Advocacy suggests that NPS use the Regulatory Flexibility Act (RFA) [20] as a framework for its small business economic analysis. The RFA, as amended by the Small Business Regulatory Enforcement Fairness Act (SBREFA),[21] gives small entities a voice in the rulemaking process. While the RFA does not specifically apply in this instance, the factors set forth in section 603(b) on creating an Initial Regulatory Flexibility Analysis (IRFA) may be a useful tool for NPS to consider when conducting its review.[22] Specifically, NPS may wish to consider the following factors:

  1. A description of reasons why action is being considered;
  2. The objectives of, and legal basis for the action;
  3. A description of, and estimated number of small entities affected;
  4. A description of, and estimate of compliance requirements including differences in cost, if any, for different groups of small entities;
  5. Identification of duplication, overlap, and conflict with other rules and regulations; and
  6. A description of significant alternatives to the action.

Performing this analysis may help NPS to reach a decision regarding the proposed increases that are not overly burdensome to small entities.
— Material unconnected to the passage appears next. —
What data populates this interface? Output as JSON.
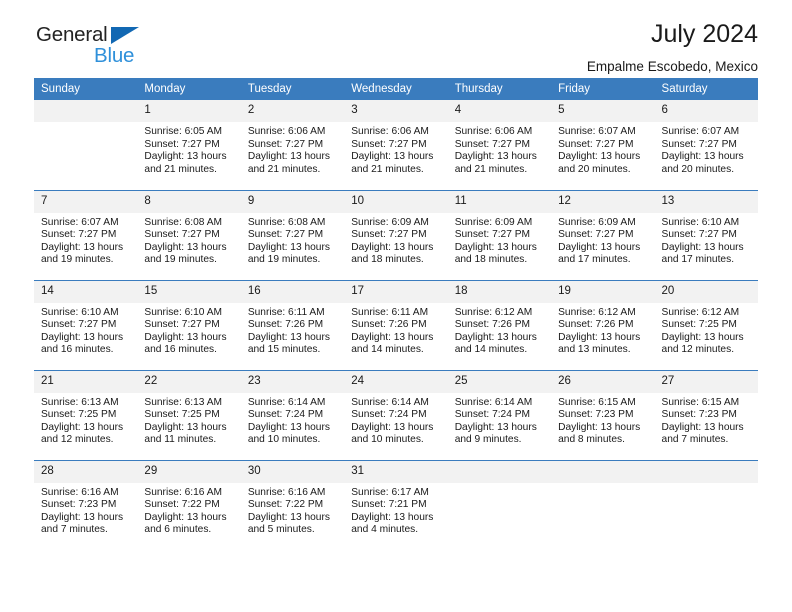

Advocacy is also available to assist with such analysis.

Conclusions and Recommendations

Advocacy urges NPS to reconsider its current proposal for fee increases, and implement cost-saving alternatives that would help small business. The current proposal would have a detrimental effect on most if not all small tour operators. Advocacy appreciates the opportunity to comment publicly on this issue, and encourages NPS to give full consideration to the above recommendations.  If you have any questions or require additional information please contact me or Assistant Chief Counsel Prianka Sharma at (202) 205-6938 or by email at


Major L. Clark, III
Acting Chief Counsel
Office of Advocacy
U.S. Small Business Administration


Prianka P. Sharma
Assistant Chief Counsel
Office of Advocacy
U.S. Small Business Administration


Copy to:         

Neomi Rao,
Office of Information and Regulatory Affairs
Office of Management and Budget


[1] U.S. Dep’t of the Interior, Nat’l Park Service, Proposed Changes to Road-based Commercial Tour Requirements and Fees, (October 24, 2017), available at

[2] See 54 U.S.C. § 100904 (f) (1).

[3] Id. at (3).

[4] See 54 U.S.C. § 101925 (b) (1).

[5] Id. at (2) (A).

[6] U.S. Dep’t of the Interior, Nat’l Park Service, Proposed Changes to Road-based Commercial Tour Requirements and Fees, (October 24, 2017), available at

[7] U.S. Dep’t of the Interior, Nat’l Park Service, Commercial Tour Requirements and Fees fact sheet, (October 24, 2017), available at

[8] Id.

[9] Id.

[10] U.S. Dep’t of the Interior, Nat’l Park Service, Proposed Changes to Road-based Commercial Tour Requirements and Fees, (October 24, 2017), available at

[11] Id.

[12] Id.

[13] Table 1 utilizes estimates provided to Advocacy by a small site-seeing charter bus business. Estimates from other small businesses provided to Advocacy are congruent to those appearing in Table 1.

[14] Current CUA permit fee.

[15] Calculated by adding the proposed CUA permit fee to the proposed Group 2 entry fee.

[16] Intentionally left blank, as stakeholders did not provide data for these categories.

[17] U.S. Census Bureau’s 2012 Statistic of U.S. Businesses, (October 3, 2016) available at

[18] U.S. Small Bus. Admin., Table of Small Bus. Size Standards, (February 26, 2016), available at

[19] U.S. Department of the Interior, Office of the Inspector General, Review of National Park Service’s Recreation Fee Program, (February 19, 2015), available at

[20] 5 U.S.C. §601 et seq.

[21] Pub. L. 104-121, Title II, 110 Stat. 857 (1996) (codified in various sections of 5 U.S.C. §601 et seq.).

[22] 5 U.S.C. § 603 (b).